The Jackson/Sony deal eclipses such recent headline-making unions as Live Nation Entertainment's pacts with Madonna and Jay-Z, pegged at $120 million and $150 million, respectively. And it places Jackson among a select group of artists who posthumously remain major wage earners: Elvis Presley, Ray Charles, Frank Sinatra and Jimi Hendrix, whose new album of unreleased material, "Valleys of Neptune," debuted at No. 4 on the Billboard 200.

Since Jackson's June 25 death, his catalog has generated sales of 8.7 million albums in the United States, according to Nielsen SoundScan, and a reported total of 31 million worldwide. To date, the "This Is It" double CD has sold 1.5 million units domestically, according to SoundScan, and more than 5 million worldwide, according to Sony.


Sony has been in talks with the estate since late last summer, when they came together to discuss the "This Is It" movie and soundtrack, according to Columbia/Epic Label Group chairman Rob Stringer. The new contract renews Jackson's 30-year association with the company, which dates back to 1979.

"My first premise for wanting to do something long-term," Stringer says, "was there was music that was out there post the term of our contract, and I wanted that wrapped up as part of our forward-going structure with the estate.

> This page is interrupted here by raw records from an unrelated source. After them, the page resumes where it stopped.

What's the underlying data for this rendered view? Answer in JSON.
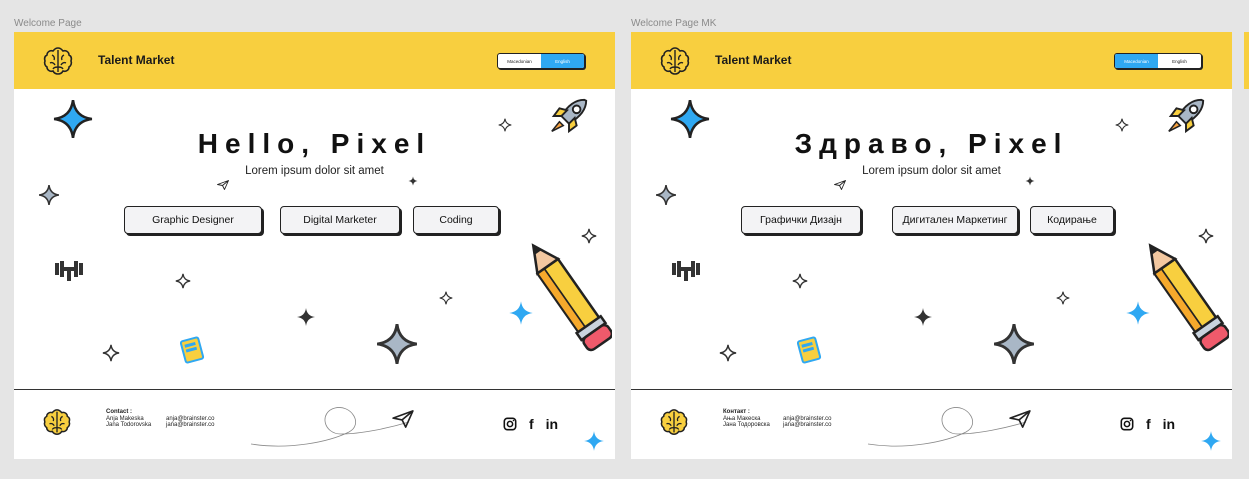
{
  "frames": [
    {
      "label": "Welcome Page",
      "brand": "Talent Market",
      "lang_options": [
        {
          "label": "Macedonian",
          "active": false
        },
        {
          "label": "English",
          "active": true
        }
      ],
      "title": "Hello, Pixel",
      "subtitle": "Lorem ipsum dolor sit amet",
      "buttons": [
        "Graphic Designer",
        "Digital Marketer",
        "Coding"
      ],
      "contact": {
        "title": "Contact :",
        "people": [
          {
            "name": "Anja Makeska",
            "email": "anja@brainster.co"
          },
          {
            "name": "Jana Todorovska",
            "email": "jana@brainster.co"
          }
        ]
      },
      "social": {
        "instagram": "instagram-icon",
        "facebook": "f",
        "linkedin": "in"
      }
    },
    {
      "label": "Welcome Page MK",
      "brand": "Talent Market",
      "lang_options": [
        {
          "label": "Macedonian",
          "active": true
        },
        {
          "label": "English",
          "active": false
        }
      ],
      "title": "Здраво, Pixel",
      "subtitle": "Lorem ipsum dolor sit amet",
      "buttons": [
        "Графички Дизајн",
        "Дигитален Маркетинг",
        "Кодирање"
      ],
      "contact": {
        "title": "Контакт :",
        "people": [
          {
            "name": "Ања Макеска",
            "email": "anja@brainster.co"
          },
          {
            "name": "Јана Тодоровска",
            "email": "jana@brainster.co"
          }
        ]
      },
      "social": {
        "instagram": "instagram-icon",
        "facebook": "f",
        "linkedin": "in"
      }
    }
  ],
  "colors": {
    "header": "#f8cf3f",
    "accent_blue": "#2fa8f2",
    "star_grey": "#a9b7c6"
  }
}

For instance, it would have been a very strange process if we had to deal with the estate and then another record label signed the material post the term after 'Invincible.' It was a much-needed process for both sides to have everything in place. Both the 'This Is It' movie soundtrack and DVD exceeded our expectations. We knew we had something incredibly buoyant in terms of the legacy of a fantastic artist."   Continued...